Acta Physiologica 2011; Volume 202, Supplement 685
Scandinavian Physiological Society's Annual Meeting
FORWARD MASKING: INFLUENCE OF CATEGORICAL SIMILARITY FOR TESTS AND MASKS
Abstract number: 8.1.53
GERASIMENKO NYu, KALININ1 SA, SLAVUTSKAYA1 AV, MIKHAILOVA1 ES
1Institute of Higher Nervous Activity & Neurophysiology of RAS, Moscow, Russia Email: firstname.lastname@example.org
It is well known that configuration similarity of mask and target improves masking effect, but the role of categorical similarity is still unclear. The aim of our study was to investigate object recognition under forward masking with images that belong to the same or different category of objects. Special attention was paid to masking effect of faces with different emotional expression.
Thirty-eight healthy subjects with normal vision participated in the experiments. Sets of black and white drawings of animals, nonliving objects where used as tests (17 ms) and animals, nonliving objects and faces with threatens, fearful, happy, neutral expressions -as the masks (51 ms). The accuracy and reaction time (RT) were studied.
The masking effect was the strongest in the experiments where the test and masking images belonged to the same category, and the recognition impairment was more marked for "animals" as compared to "objects". It is remarkable that faces did not influence effectively as masking stimuli, on the contrary they slightly accelerated the recognition and negative expressions seem to be more significant than happy and neutral ones. The type of facial expression correlated with RT but not with accuracy of recognition.
The observed effects are assumed to be determined by lateral inhibition. The contribution of this mechanism depends on the categorical proximity of the stimulus, and hence, their topographical neighborhood in the extrastriate visual cortex (Weber et al. 2009). The faces are not classical masks and probably mobilize processing resources and enhance spatial attention towards test stimuli. Reference: Weber, M., Thompson-Schill, S.L., Osherson, D., Haxby, J. & Parsons, L. 2009. Neuropsychologia 47, 859868.

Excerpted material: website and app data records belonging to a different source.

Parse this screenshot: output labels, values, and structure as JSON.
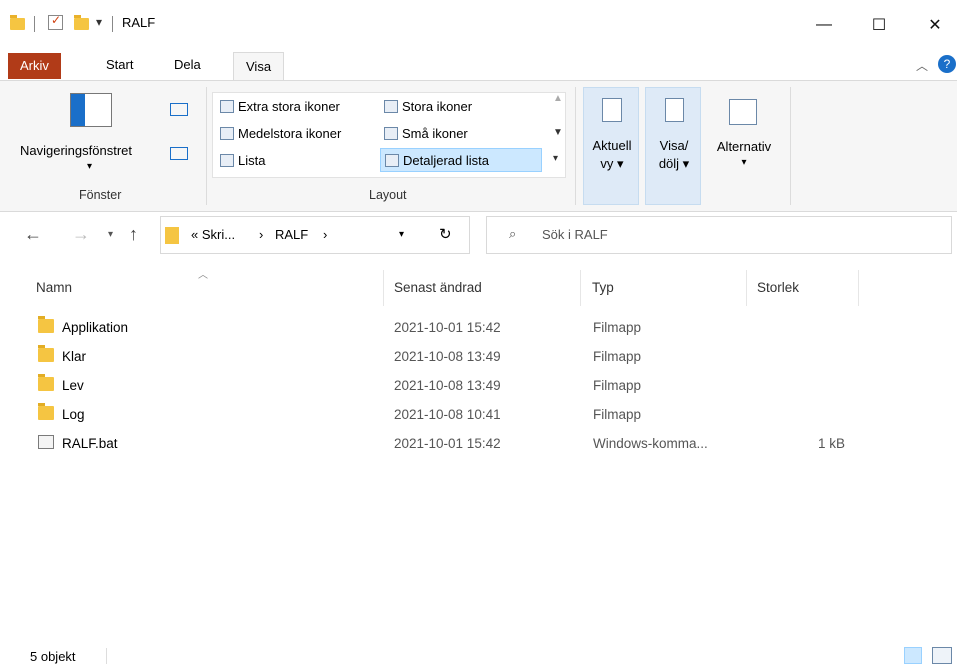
{
  "window": {
    "title": "RALF",
    "minimize": "—",
    "maximize": "☐",
    "close": "✕"
  },
  "tabs": [
    "Arkiv",
    "Start",
    "Dela",
    "Visa"
  ],
  "ribbon": {
    "fonster": {
      "nav_pane_label": "Navigeringsfönstret",
      "group_label": "Fönster"
    },
    "layout": {
      "items": [
        "Extra stora ikoner",
        "Stora ikoner",
        "Medelstora ikoner",
        "Små ikoner",
        "Lista",
        "Detaljerad lista"
      ],
      "selected": "Detaljerad lista",
      "group_label": "Layout"
    },
    "current_view": {
      "line1": "Aktuell",
      "line2": "vy ▾"
    },
    "show_hide": {
      "line1": "Visa/",
      "line2": "dölj ▾"
    },
    "options": {
      "label": "Alternativ"
    }
  },
  "nav": {
    "path": [
      "« Skri...",
      "RALF"
    ],
    "search_placeholder": "Sök i RALF"
  },
  "columns": [
    "Namn",
    "Senast ändrad",
    "Typ",
    "Storlek"
  ],
  "files": [
    {
      "name": "Applikation",
      "date": "2021-10-01 15:42",
      "type": "Filmapp",
      "size": "",
      "kind": "folder"
    },
    {
      "name": "Klar",
      "date": "2021-10-08 13:49",
      "type": "Filmapp",
      "size": "",
      "kind": "folder"
    },
    {
      "name": "Lev",
      "date": "2021-10-08 13:49",
      "type": "Filmapp",
      "size": "",
      "kind": "folder"
    },
    {
      "name": "Log",
      "date": "2021-10-08 10:41",
      "type": "Filmapp",
      "size": "",
      "kind": "folder"
    },
    {
      "name": "RALF.bat",
      "date": "2021-10-01 15:42",
      "type": "Windows-komma...",
      "size": "1 kB",
      "kind": "bat"
    }
  ],
  "status": {
    "count": "5 objekt"
  },
  "colors": {
    "arkiv_tab": "#b13b18",
    "folder": "#f5c542",
    "selected_bg": "#cce8ff"
  }
}
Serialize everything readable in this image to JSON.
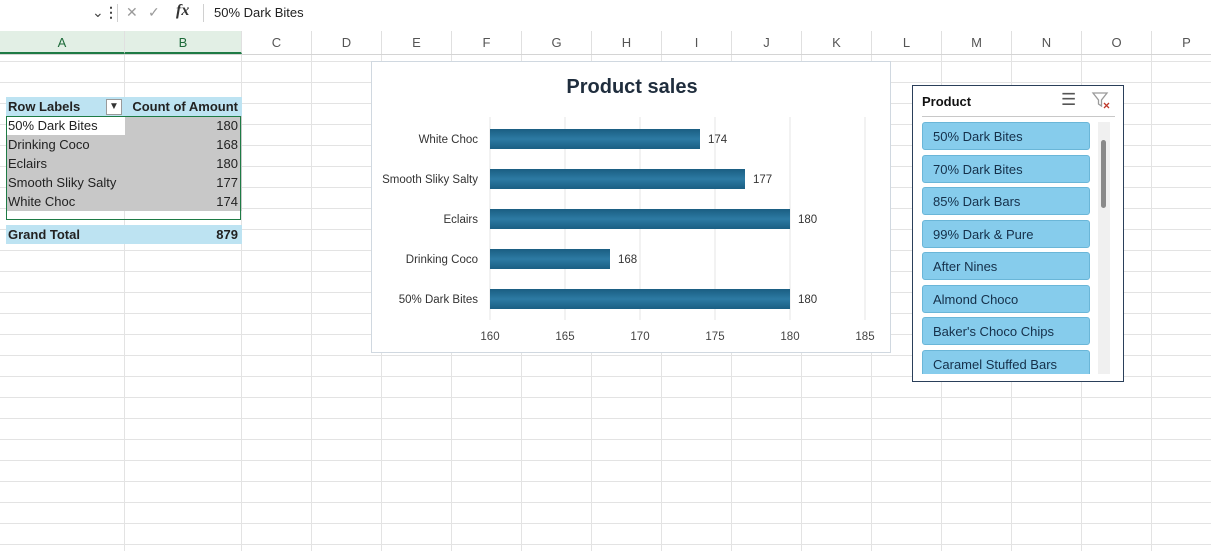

To cite this abstract, please use the following information:
Acta Physiologica 2011; Volume 202, Supplement 685 :8.1.53